<<<<
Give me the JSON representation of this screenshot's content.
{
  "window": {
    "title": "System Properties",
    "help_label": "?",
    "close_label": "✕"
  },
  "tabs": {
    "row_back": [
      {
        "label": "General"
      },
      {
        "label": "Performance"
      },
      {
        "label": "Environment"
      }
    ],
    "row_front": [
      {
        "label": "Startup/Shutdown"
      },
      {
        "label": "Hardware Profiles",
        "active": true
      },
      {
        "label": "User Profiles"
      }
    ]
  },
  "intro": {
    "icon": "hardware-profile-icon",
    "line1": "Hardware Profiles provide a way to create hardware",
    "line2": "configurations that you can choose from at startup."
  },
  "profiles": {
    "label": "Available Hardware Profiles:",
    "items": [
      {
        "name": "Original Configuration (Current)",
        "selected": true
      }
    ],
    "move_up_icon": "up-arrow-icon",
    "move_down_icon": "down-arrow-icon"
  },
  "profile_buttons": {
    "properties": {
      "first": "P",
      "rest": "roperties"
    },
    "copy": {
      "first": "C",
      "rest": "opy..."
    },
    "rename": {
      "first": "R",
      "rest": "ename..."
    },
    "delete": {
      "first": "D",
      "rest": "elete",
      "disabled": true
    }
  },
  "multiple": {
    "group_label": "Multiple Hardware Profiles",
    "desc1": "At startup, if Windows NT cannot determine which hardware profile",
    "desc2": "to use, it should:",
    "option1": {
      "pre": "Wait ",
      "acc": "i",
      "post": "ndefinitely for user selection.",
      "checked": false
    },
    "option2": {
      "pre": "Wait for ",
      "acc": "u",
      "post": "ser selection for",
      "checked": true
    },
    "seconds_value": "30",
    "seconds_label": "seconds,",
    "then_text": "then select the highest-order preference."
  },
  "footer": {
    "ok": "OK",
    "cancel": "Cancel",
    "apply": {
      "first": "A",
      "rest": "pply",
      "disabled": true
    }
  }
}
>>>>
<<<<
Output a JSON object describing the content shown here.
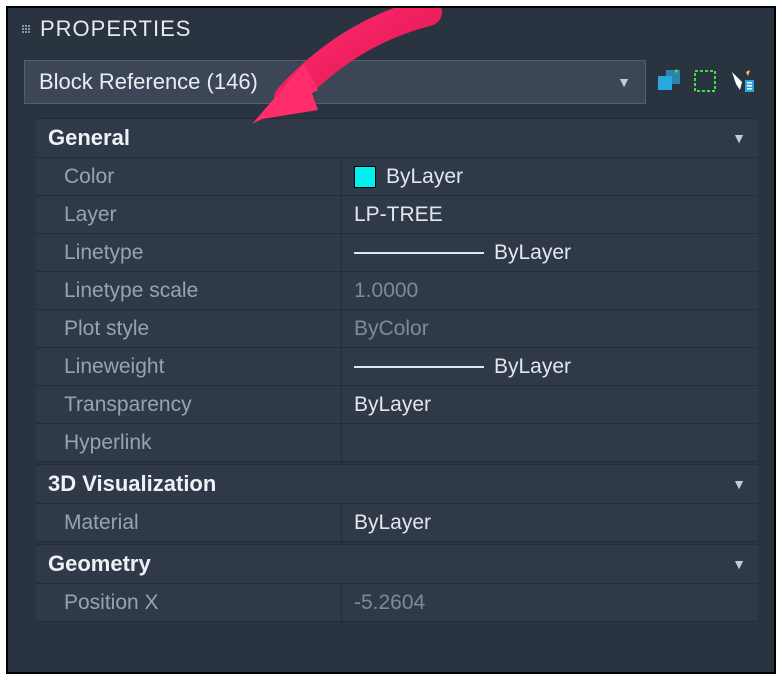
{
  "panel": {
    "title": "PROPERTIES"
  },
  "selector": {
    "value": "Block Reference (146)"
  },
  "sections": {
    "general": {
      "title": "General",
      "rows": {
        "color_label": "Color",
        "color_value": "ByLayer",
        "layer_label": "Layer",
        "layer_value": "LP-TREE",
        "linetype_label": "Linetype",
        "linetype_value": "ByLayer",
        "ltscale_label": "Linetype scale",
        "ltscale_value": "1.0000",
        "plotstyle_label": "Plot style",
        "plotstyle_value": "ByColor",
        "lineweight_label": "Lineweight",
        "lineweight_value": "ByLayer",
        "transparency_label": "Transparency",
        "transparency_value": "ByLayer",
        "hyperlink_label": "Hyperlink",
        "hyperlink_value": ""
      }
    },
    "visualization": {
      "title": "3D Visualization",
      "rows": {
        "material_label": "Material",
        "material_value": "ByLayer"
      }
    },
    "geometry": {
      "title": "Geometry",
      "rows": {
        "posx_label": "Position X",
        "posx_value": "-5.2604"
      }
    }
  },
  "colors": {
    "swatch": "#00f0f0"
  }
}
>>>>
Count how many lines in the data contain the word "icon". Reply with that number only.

3